Friday, October 22, 2021

Long term improvement in Mathematics classes through an evidence based approach.

The health of a faculty can be measured in a number of ways:

- Student Behaviour

- Staff Morale

- Student Achievement / Student Progress

- Engagement

Measuring these is a complex and time consuming task.

- Student Behaviour (no. of behaviour reports)

- Staff and Community Perception (perception surveys, anecdotal evidence)

- Student Achievement / Student Progress (student class results, standardised testing)

- Engagement (student perception, participation rates, student success)

Each term, we focus on one of the measures and identify where focus areas are, possible measures for improvement and where success has been found.  Currently we are working on engagement in classrooms.  The chosen metric is success that a student is experiencing.

For instance, a class with an average of 50 under assessment conditions has half of the students in the class feeling unsuccessful as they have not been able to complete half of the assessment set.  Given that 50% is a common indicator of where minimum performance is expected, it is a fair indicator that engagement rates are poor and/or declining.

To drive improvement and increase engagement, a target of 85% of students achieving at least 50% on assessment tasks was set for the team.  Classes and teachers reaching this target were identified and then examined for practices that could be developed across the team.

Eyebrows were raised that such a high percentage was set as the target off a relatively low base.  Students entering high school experience success in Year 7 & 8, as work becomes more difficult and adolescence in Year 9, engagement can fall if not attended to and then lead to Senior school where students are placed in courses doing work predominantly covered in Years 7-10 and engagement rates rise.  Achievement of WACE is a siginificant motivator for staff and students given it is a highly monitored metric.

The forgotten middle is another area to target as often high achieving (and motivated) students and low ability students are given additional attention.  Students at a C level are often banded together and reinforce average performance with lower expectations (and subsequent class averages) experienced.  By encouraging higher levels of success (by increasing expectation and modifying grade cutoffs/assessment difficulty) it is hypothesized that higher overall achievement can be achieved (a concept at the heart of pathway grades in public schools).

Classes averages of 65, with SD of 12 indicate success levels commonly experienced in Methods and Specialist classes.  Averages of 60 with SD of 10 indicate levels similar to Applications classes.  Low SD indicate that assessments or instruction may be too narrow and skills based, pedagogy change may be required, wider may indicate that sections of the class require additional attention. Both cases may indicate that streaming processes need review.

Given 85% of students achieving passing grades is difficult to achieve, it requires attention at a student level, analysing individual student performance/underperformance, how it can be measured and how it can be improved.
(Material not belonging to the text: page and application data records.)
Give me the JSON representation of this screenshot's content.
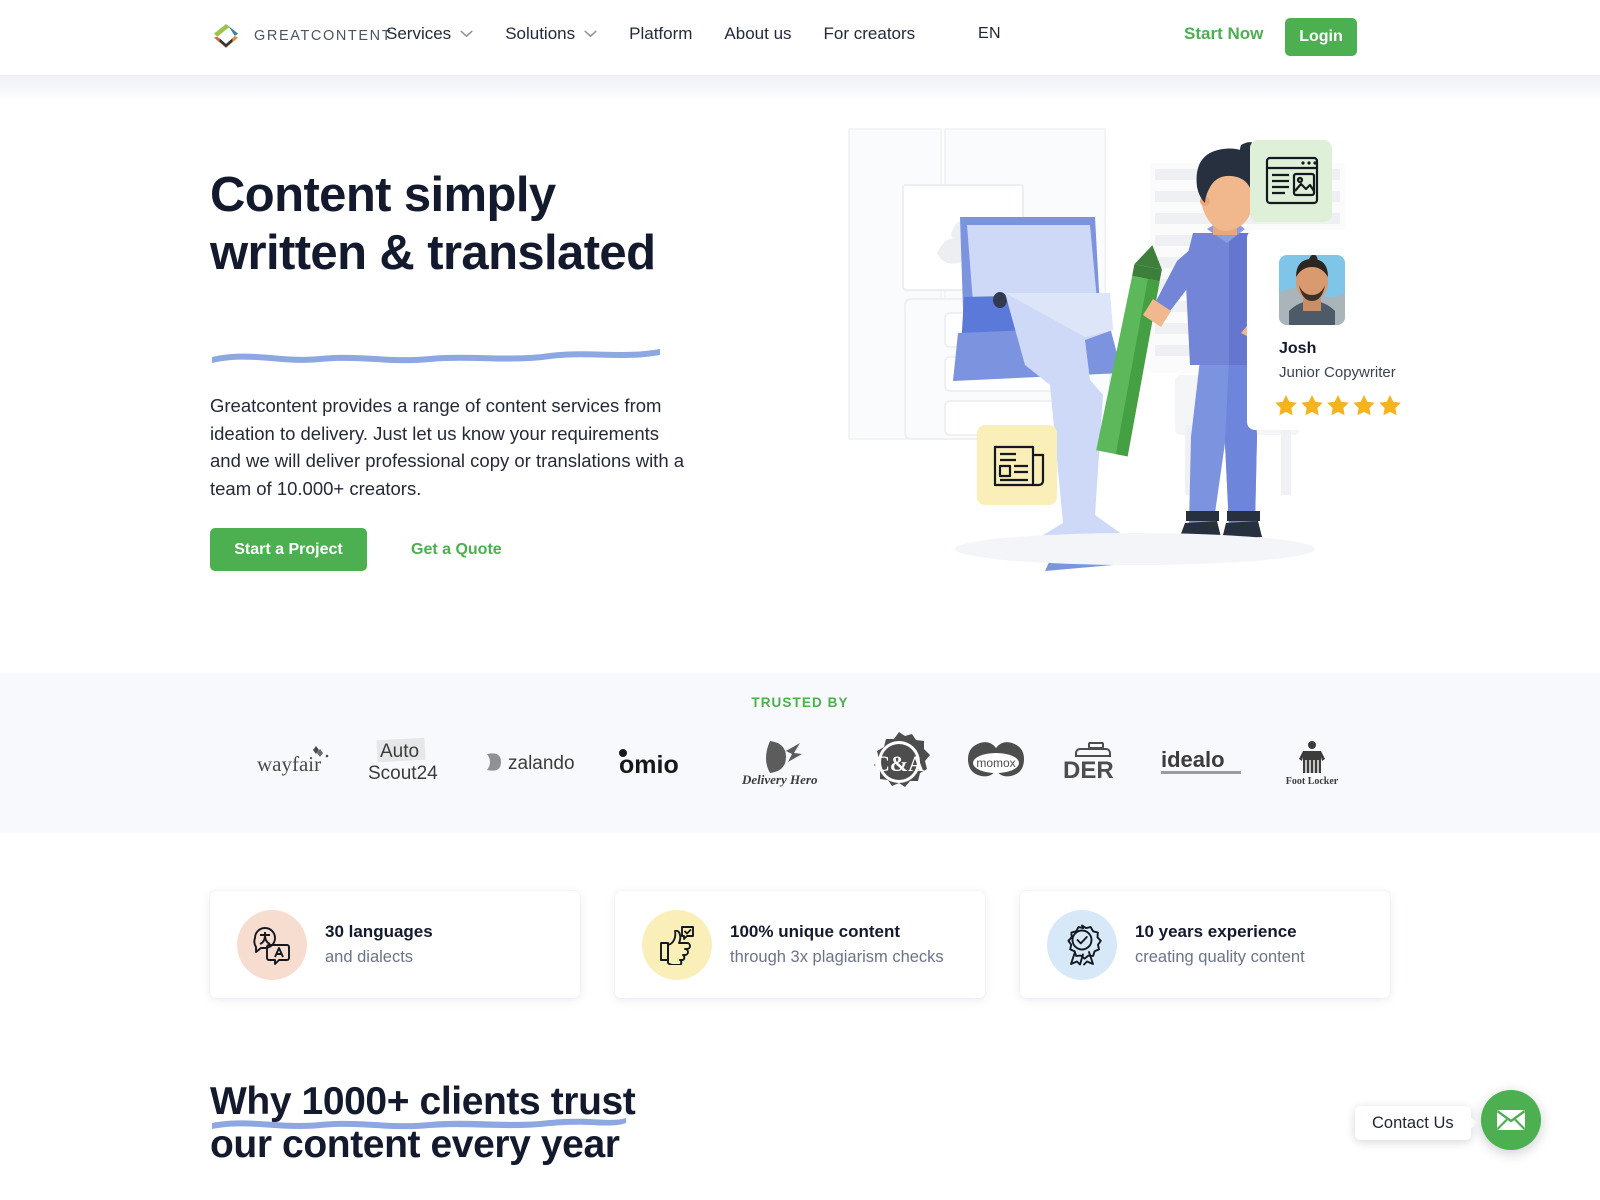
{
  "header": {
    "brand_name": "GREATCONTENT",
    "nav": [
      {
        "label": "Services",
        "has_dropdown": true
      },
      {
        "label": "Solutions",
        "has_dropdown": true
      },
      {
        "label": "Platform",
        "has_dropdown": false
      },
      {
        "label": "About us",
        "has_dropdown": false
      },
      {
        "label": "For creators",
        "has_dropdown": false
      }
    ],
    "language": "EN",
    "start_now_label": "Start Now",
    "login_label": "Login"
  },
  "hero": {
    "title_line1": "Content simply",
    "title_line2": "written & translated",
    "paragraph": "Greatcontent provides a range of content services from ideation to delivery. Just let us know your requirements and we will deliver professional copy or translations with a team of 10.000+ creators.",
    "primary_button": "Start a Project",
    "secondary_button": "Get a Quote",
    "creator_card": {
      "name": "Josh",
      "role": "Junior Copywriter",
      "stars": 5
    }
  },
  "trusted": {
    "label": "TRUSTED BY",
    "logos": [
      "wayfair",
      "AutoScout24",
      "zalando",
      "omio",
      "Delivery Hero",
      "C&A",
      "momox",
      "DER",
      "idealo",
      "Foot Locker"
    ]
  },
  "features": [
    {
      "title": "30 languages",
      "subtitle": "and dialects",
      "icon": "translate-icon",
      "bg": "#f7ddd0"
    },
    {
      "title": "100% unique content",
      "subtitle": "through 3x plagiarism checks",
      "icon": "thumbs-up-check-icon",
      "bg": "#fbefb9"
    },
    {
      "title": "10 years experience",
      "subtitle": "creating quality content",
      "icon": "award-badge-icon",
      "bg": "#d7e9f8"
    }
  ],
  "why": {
    "line1": "Why 1000+ clients trust",
    "line2": "our content every year"
  },
  "contact": {
    "label": "Contact Us",
    "icon": "envelope-icon"
  },
  "colors": {
    "brand_green": "#4caf50",
    "heading_navy": "#141a2e",
    "squiggle_blue": "#8da7e0",
    "band_bg": "#f8f9fc",
    "muted_text": "#6b7389"
  }
}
This can be done vs standardised testing or class averages longitudinally by teachers to identify students that require additional attention.
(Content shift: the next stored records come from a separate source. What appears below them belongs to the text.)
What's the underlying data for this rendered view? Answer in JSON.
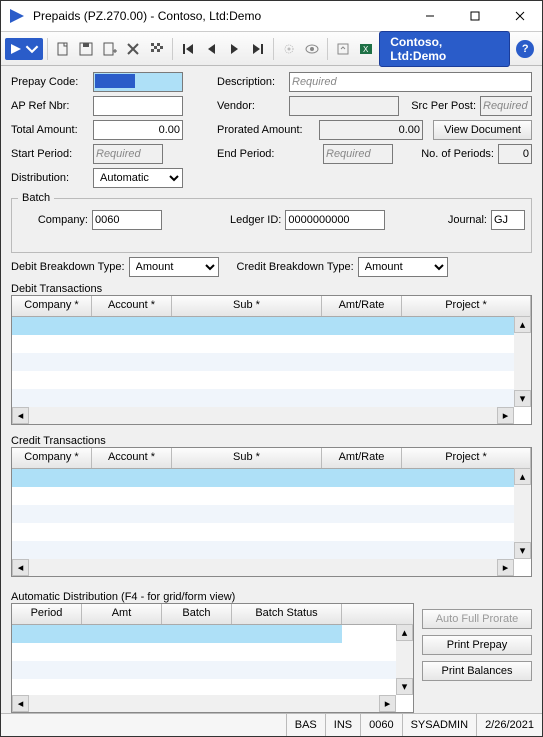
{
  "window": {
    "title": "Prepaids (PZ.270.00) - Contoso, Ltd:Demo"
  },
  "brand": {
    "label": "Contoso, Ltd:Demo",
    "help": "?"
  },
  "toolbar": {
    "icons": [
      "new",
      "save",
      "save-template",
      "delete",
      "checkered-flag",
      "first",
      "prev",
      "next",
      "last",
      "target",
      "eye",
      "export",
      "excel"
    ]
  },
  "form": {
    "prepay_code": {
      "label": "Prepay Code:",
      "value": "",
      "highlighted": true
    },
    "ap_ref_nbr": {
      "label": "AP Ref Nbr:",
      "value": ""
    },
    "total_amount": {
      "label": "Total Amount:",
      "value": "0.00"
    },
    "start_period": {
      "label": "Start Period:",
      "placeholder": "Required"
    },
    "distribution": {
      "label": "Distribution:",
      "value": "Automatic",
      "options": [
        "Automatic"
      ]
    },
    "description": {
      "label": "Description:",
      "placeholder": "Required"
    },
    "vendor": {
      "label": "Vendor:",
      "value": ""
    },
    "src_per_post": {
      "label": "Src Per Post:",
      "placeholder": "Required"
    },
    "prorated_amount": {
      "label": "Prorated Amount:",
      "value": "0.00"
    },
    "view_document": "View Document",
    "end_period": {
      "label": "End Period:",
      "placeholder": "Required"
    },
    "no_of_periods": {
      "label": "No. of Periods:",
      "value": "0"
    }
  },
  "batch": {
    "legend": "Batch",
    "company": {
      "label": "Company:",
      "value": "0060"
    },
    "ledger_id": {
      "label": "Ledger ID:",
      "value": "0000000000"
    },
    "journal": {
      "label": "Journal:",
      "value": "GJ"
    }
  },
  "breakdown": {
    "debit": {
      "label": "Debit Breakdown Type:",
      "value": "Amount",
      "options": [
        "Amount"
      ]
    },
    "credit": {
      "label": "Credit Breakdown Type:",
      "value": "Amount",
      "options": [
        "Amount"
      ]
    }
  },
  "debit_grid": {
    "title": "Debit Transactions",
    "columns": [
      "Company *",
      "Account *",
      "Sub *",
      "Amt/Rate",
      "Project *"
    ]
  },
  "credit_grid": {
    "title": "Credit Transactions",
    "columns": [
      "Company *",
      "Account *",
      "Sub *",
      "Amt/Rate",
      "Project *"
    ]
  },
  "auto_dist": {
    "title": "Automatic Distribution (F4 - for grid/form view)",
    "columns": [
      "Period",
      "Amt",
      "Batch",
      "Batch Status"
    ]
  },
  "buttons": {
    "auto_full_prorate": "Auto Full Prorate",
    "print_prepay": "Print Prepay",
    "print_balances": "Print Balances"
  },
  "status": {
    "mode1": "BAS",
    "mode2": "INS",
    "company": "0060",
    "user": "SYSADMIN",
    "date": "2/26/2021"
  }
}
Where students experience legitimate, well explained succcess, senior school Mathematics participation, retention in courses and course achievement should improve.  The cycle of improvement is long, with 5-7 years to see significant change in results and culture of achievement.  Short term gains at a year or class level need to be celebrated to maintain the focus on improvement.